The main characters, Captain Kramer and Corporal Shadow are a great match. The connection between these two is clearly strong and dominates the tale by lending a feeling of complete integrity to the piece. Readers will find that events and periods are painted vividly and succinctly. Like a well-oiled machine, Smith’s work trudges on through the worst of times, yet maintains the best of attitudes. As I said, Smith paints clear and precise images of events and times, but not individuals. In many tales, allowing the landscape to overshadow the characters would leave the storyline lacking connectivity and the personal imagery would be sorely missed. However, Smith’s work is not ‘most stories’. The fact that individuals are not completely in focus adds more focus to the story and its events. Again, the author has managed the balancing act with nary a word out of place.

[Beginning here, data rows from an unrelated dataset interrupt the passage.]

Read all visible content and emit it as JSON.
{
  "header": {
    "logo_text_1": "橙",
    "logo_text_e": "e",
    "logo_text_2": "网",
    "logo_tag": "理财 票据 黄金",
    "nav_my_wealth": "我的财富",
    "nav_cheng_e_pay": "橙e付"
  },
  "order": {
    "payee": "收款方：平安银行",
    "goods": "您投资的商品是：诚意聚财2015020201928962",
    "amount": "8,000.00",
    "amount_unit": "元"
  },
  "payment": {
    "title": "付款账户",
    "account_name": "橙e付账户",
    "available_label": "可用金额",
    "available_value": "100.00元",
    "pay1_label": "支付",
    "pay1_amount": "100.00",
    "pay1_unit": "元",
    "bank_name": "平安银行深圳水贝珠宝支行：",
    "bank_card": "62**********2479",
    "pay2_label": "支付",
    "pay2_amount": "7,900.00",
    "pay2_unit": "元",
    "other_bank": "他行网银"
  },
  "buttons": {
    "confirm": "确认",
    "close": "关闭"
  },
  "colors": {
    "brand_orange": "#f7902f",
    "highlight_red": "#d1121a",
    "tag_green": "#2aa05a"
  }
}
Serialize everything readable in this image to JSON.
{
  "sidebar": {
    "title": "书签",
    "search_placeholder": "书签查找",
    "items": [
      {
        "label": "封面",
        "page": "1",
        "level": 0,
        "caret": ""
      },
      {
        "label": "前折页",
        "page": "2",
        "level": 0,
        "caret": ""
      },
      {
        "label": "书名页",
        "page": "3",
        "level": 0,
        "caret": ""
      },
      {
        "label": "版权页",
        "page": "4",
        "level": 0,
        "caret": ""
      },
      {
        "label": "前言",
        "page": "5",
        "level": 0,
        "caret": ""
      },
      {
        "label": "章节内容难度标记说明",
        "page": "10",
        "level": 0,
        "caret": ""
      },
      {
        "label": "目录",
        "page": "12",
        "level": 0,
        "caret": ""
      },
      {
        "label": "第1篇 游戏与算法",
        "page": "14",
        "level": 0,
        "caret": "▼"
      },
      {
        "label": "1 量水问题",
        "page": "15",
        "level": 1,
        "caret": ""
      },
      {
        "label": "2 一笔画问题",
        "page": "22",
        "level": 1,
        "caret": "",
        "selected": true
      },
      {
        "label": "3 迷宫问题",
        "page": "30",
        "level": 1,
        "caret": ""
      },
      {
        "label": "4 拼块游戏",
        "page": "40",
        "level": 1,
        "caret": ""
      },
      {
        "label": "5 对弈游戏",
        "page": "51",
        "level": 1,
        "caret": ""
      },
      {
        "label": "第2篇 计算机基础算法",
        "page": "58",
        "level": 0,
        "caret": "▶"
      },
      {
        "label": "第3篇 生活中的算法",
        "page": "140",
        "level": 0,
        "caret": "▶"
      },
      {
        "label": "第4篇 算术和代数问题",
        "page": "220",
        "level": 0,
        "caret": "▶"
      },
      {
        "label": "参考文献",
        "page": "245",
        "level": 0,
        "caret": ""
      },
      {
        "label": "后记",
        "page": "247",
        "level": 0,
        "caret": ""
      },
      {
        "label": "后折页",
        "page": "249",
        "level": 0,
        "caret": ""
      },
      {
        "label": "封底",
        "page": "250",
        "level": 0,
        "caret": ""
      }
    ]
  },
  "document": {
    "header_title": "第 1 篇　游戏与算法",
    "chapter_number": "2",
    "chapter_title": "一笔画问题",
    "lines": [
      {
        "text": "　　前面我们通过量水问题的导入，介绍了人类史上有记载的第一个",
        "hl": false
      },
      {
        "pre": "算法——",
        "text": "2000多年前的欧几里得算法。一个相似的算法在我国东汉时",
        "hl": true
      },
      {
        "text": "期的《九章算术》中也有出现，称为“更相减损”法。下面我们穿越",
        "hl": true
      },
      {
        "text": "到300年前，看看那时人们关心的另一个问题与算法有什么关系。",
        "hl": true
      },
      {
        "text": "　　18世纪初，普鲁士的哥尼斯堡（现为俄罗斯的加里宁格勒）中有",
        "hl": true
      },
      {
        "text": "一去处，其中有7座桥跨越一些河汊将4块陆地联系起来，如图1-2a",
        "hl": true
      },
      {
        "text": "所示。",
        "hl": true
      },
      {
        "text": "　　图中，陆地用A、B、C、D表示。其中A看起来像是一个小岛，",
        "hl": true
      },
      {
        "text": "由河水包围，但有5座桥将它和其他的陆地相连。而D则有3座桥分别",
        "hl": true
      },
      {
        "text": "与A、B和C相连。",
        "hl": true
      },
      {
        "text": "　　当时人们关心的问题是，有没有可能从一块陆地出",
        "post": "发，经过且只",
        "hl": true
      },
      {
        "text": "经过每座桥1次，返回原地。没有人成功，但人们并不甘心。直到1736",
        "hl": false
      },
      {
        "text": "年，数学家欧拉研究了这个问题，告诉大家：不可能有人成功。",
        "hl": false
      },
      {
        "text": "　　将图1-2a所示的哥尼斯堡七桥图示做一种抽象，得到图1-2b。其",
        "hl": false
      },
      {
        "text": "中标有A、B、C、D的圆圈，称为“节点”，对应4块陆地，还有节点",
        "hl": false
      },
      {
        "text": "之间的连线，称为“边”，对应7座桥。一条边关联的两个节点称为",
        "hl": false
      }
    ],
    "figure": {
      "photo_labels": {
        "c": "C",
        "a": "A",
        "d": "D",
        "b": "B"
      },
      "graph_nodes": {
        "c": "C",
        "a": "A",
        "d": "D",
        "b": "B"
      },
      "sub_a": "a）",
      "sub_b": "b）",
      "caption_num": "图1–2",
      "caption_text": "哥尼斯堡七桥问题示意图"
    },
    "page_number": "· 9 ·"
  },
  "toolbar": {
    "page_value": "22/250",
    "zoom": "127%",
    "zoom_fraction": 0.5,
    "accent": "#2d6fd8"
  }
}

The plot is well thought out and transitions smoothly from each locale and happening. The violence of war and blood-sport are difficult for some readers, myself included, to get past, but this story is worth it and the scenes are treated with care and precision. Some coarse and vulgar language is included in the book, but only when fitting the tale’s direction. Well written, The Pits places its focus where needed the most- on the story.
by C.M. Truxler, Book Reviewer